→ **YOUR INSTRUCTIONS**
Copy out each line of the material in which the word "handle" can be found.
***
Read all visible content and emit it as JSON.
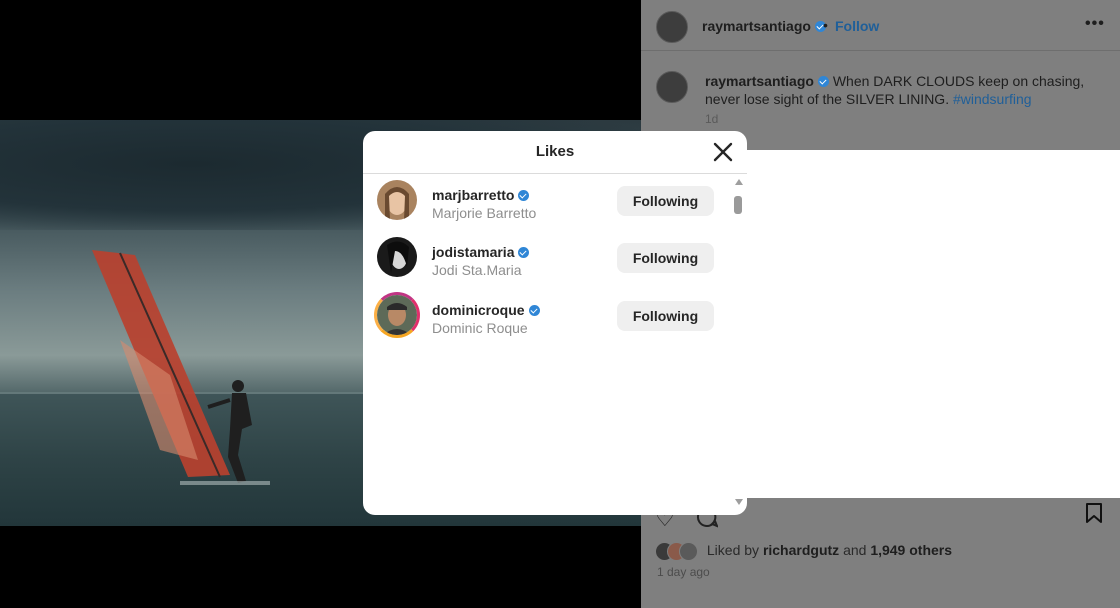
{
  "post": {
    "username": "raymartsantiago",
    "follow_label": "Follow",
    "more_label": "•••",
    "caption_username": "raymartsantiago",
    "caption_text": "When DARK CLOUDS keep on chasing, never lose sight of the SILVER LINING.",
    "caption_hashtag": "#windsurfing",
    "caption_age": "1d",
    "liked_by_prefix": "Liked by",
    "liked_by_user": "richardgutz",
    "liked_by_connector": "and",
    "liked_by_others": "1,949 others",
    "post_age": "1 day ago"
  },
  "likes_modal": {
    "title": "Likes",
    "users": [
      {
        "handle": "marjbarretto",
        "full_name": "Marjorie Barretto",
        "button": "Following",
        "verified": true
      },
      {
        "handle": "jodistamaria",
        "full_name": "Jodi Sta.Maria",
        "button": "Following",
        "verified": true
      },
      {
        "handle": "dominicroque",
        "full_name": "Dominic Roque",
        "button": "Following",
        "verified": true
      }
    ]
  },
  "icons": {
    "close": "close-icon",
    "verified": "verified-badge-icon",
    "heart": "heart-icon",
    "comment": "comment-icon",
    "save": "bookmark-icon"
  },
  "colors": {
    "verified_blue": "#2f86d6",
    "follow_link": "#1f5f99",
    "story_ring": "#e1306c"
  }
}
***
→ **RESPONSE TO THIS TASK**
        "handle": "marjbarretto",
        "handle": "jodistamaria",
        "handle": "dominicroque",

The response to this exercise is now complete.